It's relevant too when one moves up from trying to ease suffering & dysfunction to trying to improve flourishing & wellbeing. In the more positively orientated "Affect regulation strategies for promoting (or preventing) flourishing emotional health", the authors note "Significant differences between moderate and flourishing groups consisted of behaviors that ‘prevented' rather than ‘promoted' flourishing (e.g., behavioral and cognitive avoidance). These findings suggest that in order to achieve flourishing, individuals may need to reduce avoidance strategies and increase engagement strategies." This kind of finding then makes it less of a surprise when it is so strongly demonstrated via meta-analysis that reducing avoidance can be a powerful intervention for promoting positive psychological states (as well as reducing distressing states) ... see the 2010 paper "Behavioral activation interventions for well-being: A meta-analysis" and the even more recent "Would introverts be better off if they acted more like extraverts? Exploring emotional and cognitive consequences of counterdispositional behavior." (The answer, by the way, is "yes, it appears that they would!").
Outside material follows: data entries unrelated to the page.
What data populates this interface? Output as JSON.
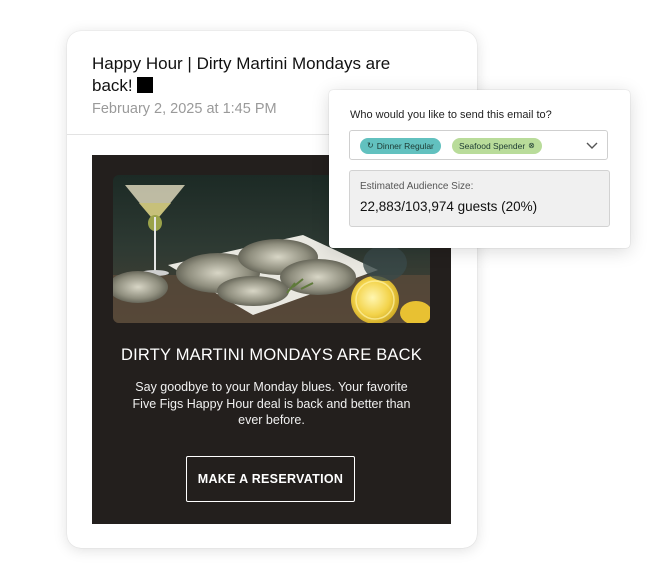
{
  "email": {
    "subject": "Happy Hour | Dirty Martini Mondays are back!",
    "sent_at": "February 2, 2025 at 1:45 PM",
    "body": {
      "headline": "DIRTY MARTINI MONDAYS ARE BACK",
      "text": "Say goodbye to your Monday blues. Your favorite Five Figs Happy Hour deal is back and better than ever before.",
      "cta_label": "MAKE A RESERVATION",
      "background_color": "#231f1d"
    }
  },
  "audience": {
    "question": "Who would you like to send this email to?",
    "tags": [
      {
        "label": "Dinner Regular",
        "icon": "refresh-icon",
        "color": "#62c1bf"
      },
      {
        "label": "Seafood Spender",
        "icon": "remove-circle-icon",
        "color": "#b9dc9a"
      }
    ],
    "dropdown_icon": "chevron-down-icon",
    "estimate_label": "Estimated Audience Size:",
    "estimate_value": "22,883/103,974 guests (20%)"
  }
}
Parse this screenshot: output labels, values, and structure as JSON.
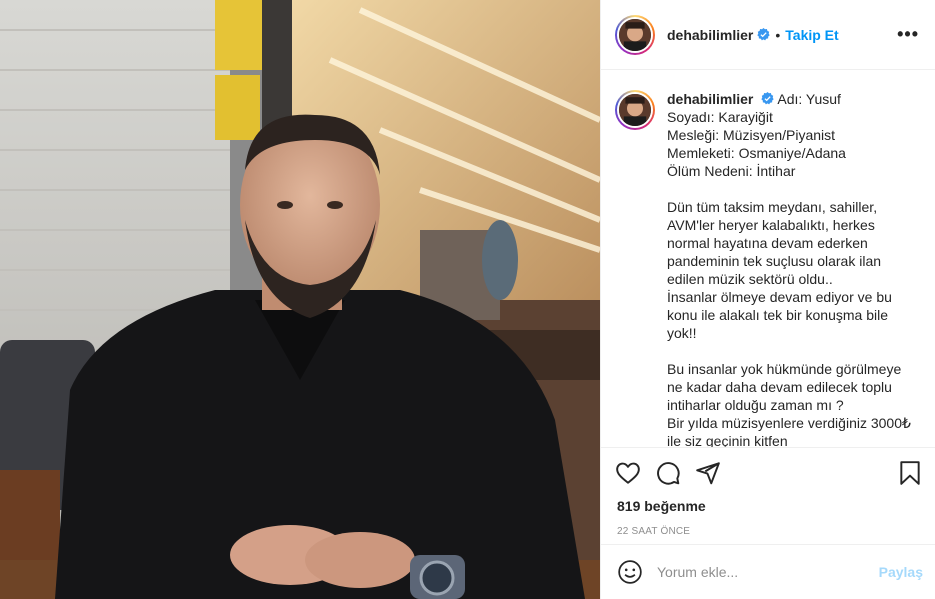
{
  "post": {
    "username": "dehabilimlier",
    "separator": "•",
    "follow_label": "Takip Et",
    "more_label": "•••",
    "caption_lines": [
      "Adı: Yusuf",
      "Soyadı: Karayiğit",
      "Mesleği: Müzisyen/Piyanist",
      "Memleketi: Osmaniye/Adana",
      "Ölüm Nedeni: İntihar",
      "",
      "Dün tüm taksim meydanı, sahiller,",
      "AVM'ler heryer kalabalıktı, herkes",
      "normal hayatına devam ederken",
      "pandeminin tek suçlusu olarak ilan",
      "edilen müzik sektörü oldu..",
      "İnsanlar ölmeye devam ediyor ve bu",
      "konu ile alakalı tek bir konuşma bile",
      "yok!!",
      "",
      "Bu insanlar yok hükmünde görülmeye",
      "ne kadar daha devam edilecek toplu",
      "intiharlar olduğu zaman mı ?",
      "Bir yılda müzisyenlere verdiğiniz 3000₺",
      "ile siz geçinin kitfen"
    ],
    "likes": "819 beğenme",
    "time": "22 SAAT ÖNCE",
    "comment_placeholder": "Yorum ekle...",
    "post_label": "Paylaş",
    "colors": {
      "accent": "#0095f6",
      "muted": "#8e8e8e",
      "text": "#262626"
    },
    "icons": [
      "verified-icon",
      "heart-icon",
      "comment-icon",
      "share-icon",
      "bookmark-icon",
      "emoji-icon"
    ]
  }
}
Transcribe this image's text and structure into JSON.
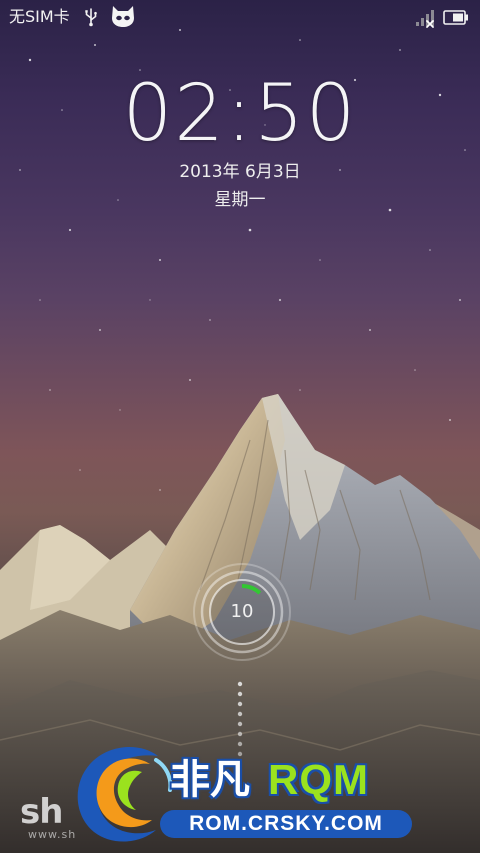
{
  "status_bar": {
    "carrier": "无SIM卡",
    "icons": [
      "usb-icon",
      "cyanogen-cat-icon",
      "no-signal-icon",
      "battery-icon"
    ]
  },
  "lockscreen": {
    "time": "02:50",
    "date": "2013年 6月3日",
    "weekday": "星期一",
    "unlock_counter": "10",
    "unlock_progress_fraction": 0.12
  },
  "watermark": {
    "shenduo": "sh",
    "shenduo_url": "www.sh",
    "brand_cn": "非凡",
    "brand_en": "RQM",
    "domain": "ROM.CRSKY.COM"
  },
  "colors": {
    "accent_green": "#32c832",
    "brand_blue": "#1d58b9",
    "brand_green": "#9be21e"
  }
}
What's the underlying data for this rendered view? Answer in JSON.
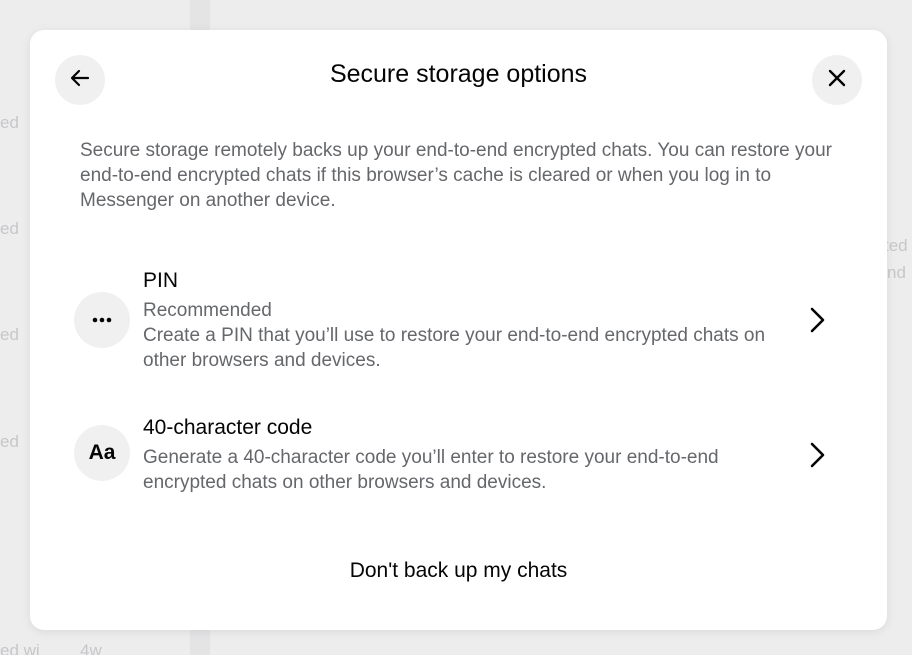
{
  "background": {
    "fragments": [
      "ed",
      "ed",
      "ed",
      "ed",
      "ed wi",
      "4w",
      "ted",
      "nd"
    ]
  },
  "modal": {
    "title": "Secure storage options",
    "description": "Secure storage remotely backs up your end-to-end encrypted chats. You can restore your end-to-end encrypted chats if this browser’s cache is cleared or when you log in to Messenger on another device.",
    "back_icon": "arrow-left-icon",
    "close_icon": "close-icon",
    "options": [
      {
        "icon": "more-dots-icon",
        "title": "PIN",
        "subtitle": "Recommended",
        "detail": "Create a PIN that you’ll use to restore your end-to-end encrypted chats on other browsers and devices."
      },
      {
        "icon": "text-aa-icon",
        "icon_text": "Aa",
        "title": "40-character code",
        "detail": "Generate a 40-character code you’ll enter to restore your end-to-end encrypted chats on other browsers and devices."
      }
    ],
    "footer_button": "Don't back up my chats"
  }
}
So tackling avoidance & safety behaviours and promoting behavioural activation & value-driven activities is clearly rich and widely relevant territory. For the next in this sequence of blog posts, see "Self-practice, Self-reflection (SP/SR) & treatment for social anxiety: avoidance & safety behaviours (4th post)".